_Task to carry out_
Across the entries below, work out how many lines contain "available". Please give the number only.

_Given records_
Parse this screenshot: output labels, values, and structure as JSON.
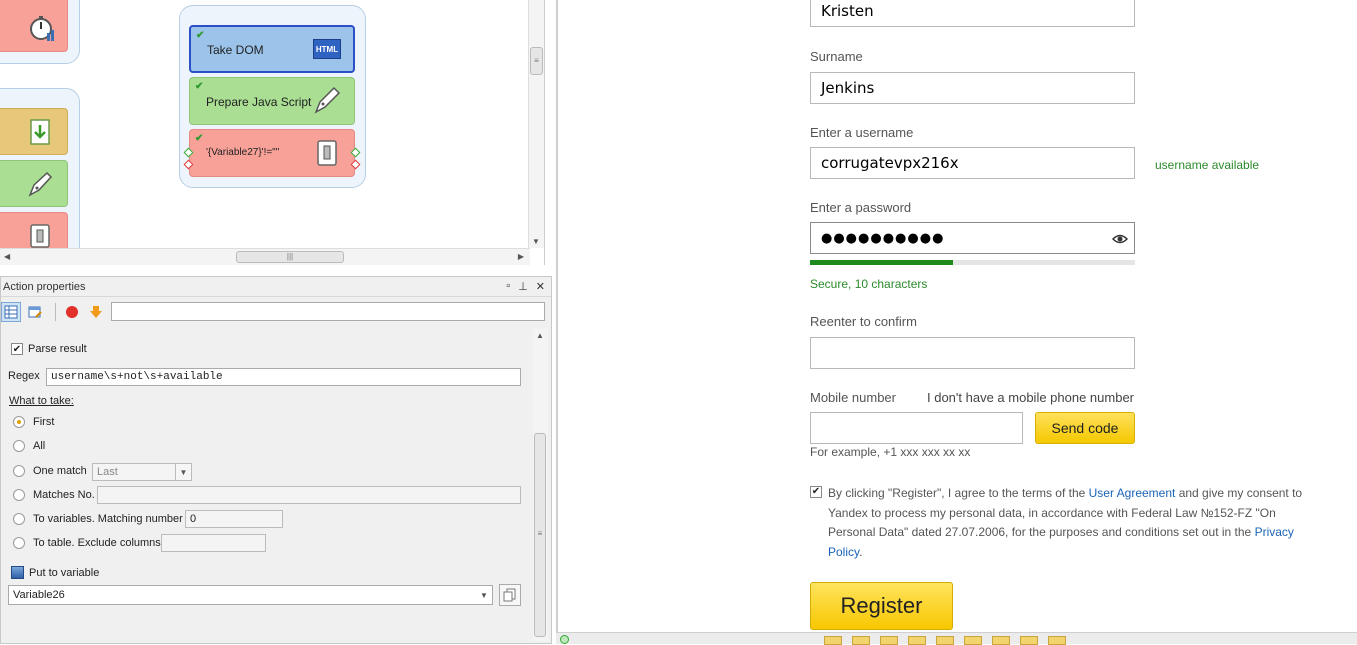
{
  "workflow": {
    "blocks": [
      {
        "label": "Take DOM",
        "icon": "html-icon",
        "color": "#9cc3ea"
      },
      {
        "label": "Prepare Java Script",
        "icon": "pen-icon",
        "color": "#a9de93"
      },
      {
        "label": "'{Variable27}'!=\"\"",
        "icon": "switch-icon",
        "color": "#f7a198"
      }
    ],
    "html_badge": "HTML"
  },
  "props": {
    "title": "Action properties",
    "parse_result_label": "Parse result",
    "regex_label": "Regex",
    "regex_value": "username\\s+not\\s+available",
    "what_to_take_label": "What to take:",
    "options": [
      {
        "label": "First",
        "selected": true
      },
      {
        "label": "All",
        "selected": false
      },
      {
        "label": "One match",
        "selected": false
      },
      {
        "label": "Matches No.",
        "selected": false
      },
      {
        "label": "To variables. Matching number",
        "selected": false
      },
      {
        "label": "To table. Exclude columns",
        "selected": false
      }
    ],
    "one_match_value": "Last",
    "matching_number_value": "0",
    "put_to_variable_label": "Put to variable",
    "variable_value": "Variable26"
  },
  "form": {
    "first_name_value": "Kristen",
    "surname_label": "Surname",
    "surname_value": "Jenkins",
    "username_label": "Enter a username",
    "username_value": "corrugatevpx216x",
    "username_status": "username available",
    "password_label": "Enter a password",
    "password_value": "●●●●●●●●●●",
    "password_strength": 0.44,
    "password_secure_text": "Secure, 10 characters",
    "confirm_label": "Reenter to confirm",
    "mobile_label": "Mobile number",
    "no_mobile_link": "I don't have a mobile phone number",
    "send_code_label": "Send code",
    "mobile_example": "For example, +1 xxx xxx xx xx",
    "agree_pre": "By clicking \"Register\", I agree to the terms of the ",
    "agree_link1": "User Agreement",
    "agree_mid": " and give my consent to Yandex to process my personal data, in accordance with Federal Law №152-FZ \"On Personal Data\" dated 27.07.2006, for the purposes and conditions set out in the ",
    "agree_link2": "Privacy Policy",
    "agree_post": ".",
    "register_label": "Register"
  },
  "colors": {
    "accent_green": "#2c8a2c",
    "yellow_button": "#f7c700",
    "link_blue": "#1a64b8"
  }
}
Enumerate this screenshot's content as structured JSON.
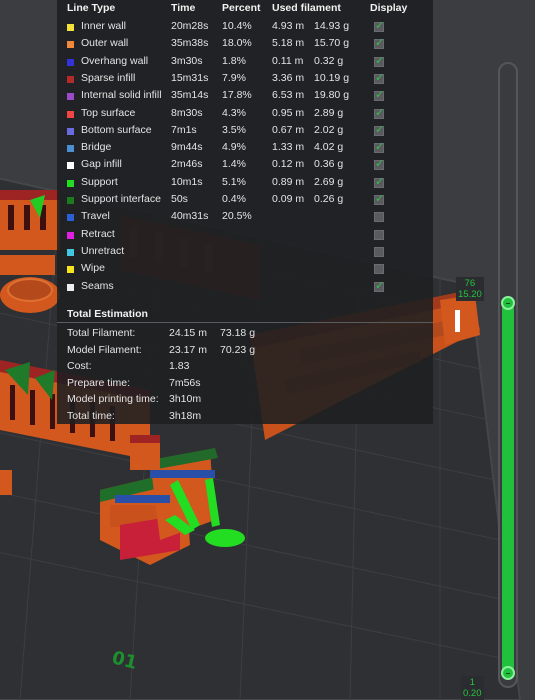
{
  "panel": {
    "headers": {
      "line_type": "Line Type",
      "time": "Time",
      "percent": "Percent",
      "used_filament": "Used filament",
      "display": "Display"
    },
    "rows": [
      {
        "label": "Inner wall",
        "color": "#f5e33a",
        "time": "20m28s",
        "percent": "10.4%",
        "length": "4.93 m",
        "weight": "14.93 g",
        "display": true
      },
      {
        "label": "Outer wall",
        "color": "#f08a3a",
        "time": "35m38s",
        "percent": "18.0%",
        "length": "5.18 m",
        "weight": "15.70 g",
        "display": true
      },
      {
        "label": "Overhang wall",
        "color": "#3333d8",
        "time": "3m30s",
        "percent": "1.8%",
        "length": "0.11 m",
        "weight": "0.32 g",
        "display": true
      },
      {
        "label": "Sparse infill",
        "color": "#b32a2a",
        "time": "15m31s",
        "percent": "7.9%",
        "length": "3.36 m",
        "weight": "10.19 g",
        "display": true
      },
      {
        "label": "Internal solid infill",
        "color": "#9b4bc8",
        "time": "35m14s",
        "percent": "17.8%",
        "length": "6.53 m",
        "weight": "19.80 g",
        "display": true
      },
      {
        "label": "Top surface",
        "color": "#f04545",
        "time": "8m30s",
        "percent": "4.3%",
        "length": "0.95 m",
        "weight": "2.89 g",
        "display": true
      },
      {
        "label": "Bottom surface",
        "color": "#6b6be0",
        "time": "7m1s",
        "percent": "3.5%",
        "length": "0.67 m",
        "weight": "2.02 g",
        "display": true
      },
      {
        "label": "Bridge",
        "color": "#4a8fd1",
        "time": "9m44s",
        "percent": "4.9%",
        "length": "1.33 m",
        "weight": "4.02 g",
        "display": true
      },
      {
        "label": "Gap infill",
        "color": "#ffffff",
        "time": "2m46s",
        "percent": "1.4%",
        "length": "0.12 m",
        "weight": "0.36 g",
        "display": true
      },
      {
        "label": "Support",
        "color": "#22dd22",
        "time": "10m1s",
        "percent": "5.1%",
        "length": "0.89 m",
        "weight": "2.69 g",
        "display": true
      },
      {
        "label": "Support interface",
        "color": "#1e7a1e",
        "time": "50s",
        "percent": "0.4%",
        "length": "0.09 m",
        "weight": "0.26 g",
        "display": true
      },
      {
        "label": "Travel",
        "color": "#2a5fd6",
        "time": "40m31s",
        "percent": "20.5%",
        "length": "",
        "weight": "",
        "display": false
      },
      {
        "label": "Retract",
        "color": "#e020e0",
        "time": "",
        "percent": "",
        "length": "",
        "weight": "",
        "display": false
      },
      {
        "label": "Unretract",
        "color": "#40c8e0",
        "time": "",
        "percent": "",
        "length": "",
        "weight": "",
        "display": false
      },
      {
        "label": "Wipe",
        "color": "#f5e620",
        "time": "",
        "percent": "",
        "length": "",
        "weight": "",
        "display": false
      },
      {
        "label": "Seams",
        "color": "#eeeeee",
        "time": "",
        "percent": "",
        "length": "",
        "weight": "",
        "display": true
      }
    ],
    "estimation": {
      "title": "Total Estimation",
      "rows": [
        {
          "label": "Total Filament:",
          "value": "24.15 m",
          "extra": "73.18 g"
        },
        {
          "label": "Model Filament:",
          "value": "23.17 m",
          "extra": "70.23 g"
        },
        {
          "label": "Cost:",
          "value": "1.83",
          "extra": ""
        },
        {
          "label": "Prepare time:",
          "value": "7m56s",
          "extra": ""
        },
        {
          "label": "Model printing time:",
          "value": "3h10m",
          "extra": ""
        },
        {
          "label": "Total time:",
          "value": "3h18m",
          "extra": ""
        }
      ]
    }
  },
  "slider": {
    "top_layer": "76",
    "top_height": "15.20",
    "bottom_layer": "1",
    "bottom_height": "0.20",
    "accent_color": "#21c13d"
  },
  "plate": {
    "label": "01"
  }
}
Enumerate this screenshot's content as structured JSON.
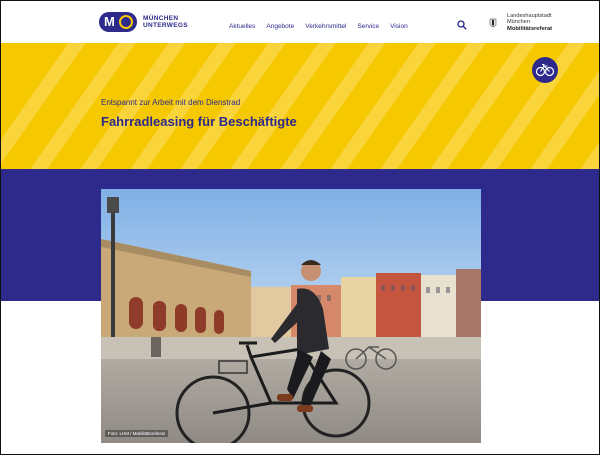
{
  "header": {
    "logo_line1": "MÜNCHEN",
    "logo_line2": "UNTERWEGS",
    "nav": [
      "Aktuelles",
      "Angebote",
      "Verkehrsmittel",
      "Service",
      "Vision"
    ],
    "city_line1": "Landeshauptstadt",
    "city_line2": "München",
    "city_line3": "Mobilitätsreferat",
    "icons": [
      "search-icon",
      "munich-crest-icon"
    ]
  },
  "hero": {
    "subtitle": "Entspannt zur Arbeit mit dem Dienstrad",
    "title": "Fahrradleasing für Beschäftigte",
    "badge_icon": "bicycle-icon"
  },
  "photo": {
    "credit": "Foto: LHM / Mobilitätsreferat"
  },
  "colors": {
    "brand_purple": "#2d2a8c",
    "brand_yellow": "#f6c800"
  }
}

_Task output_
2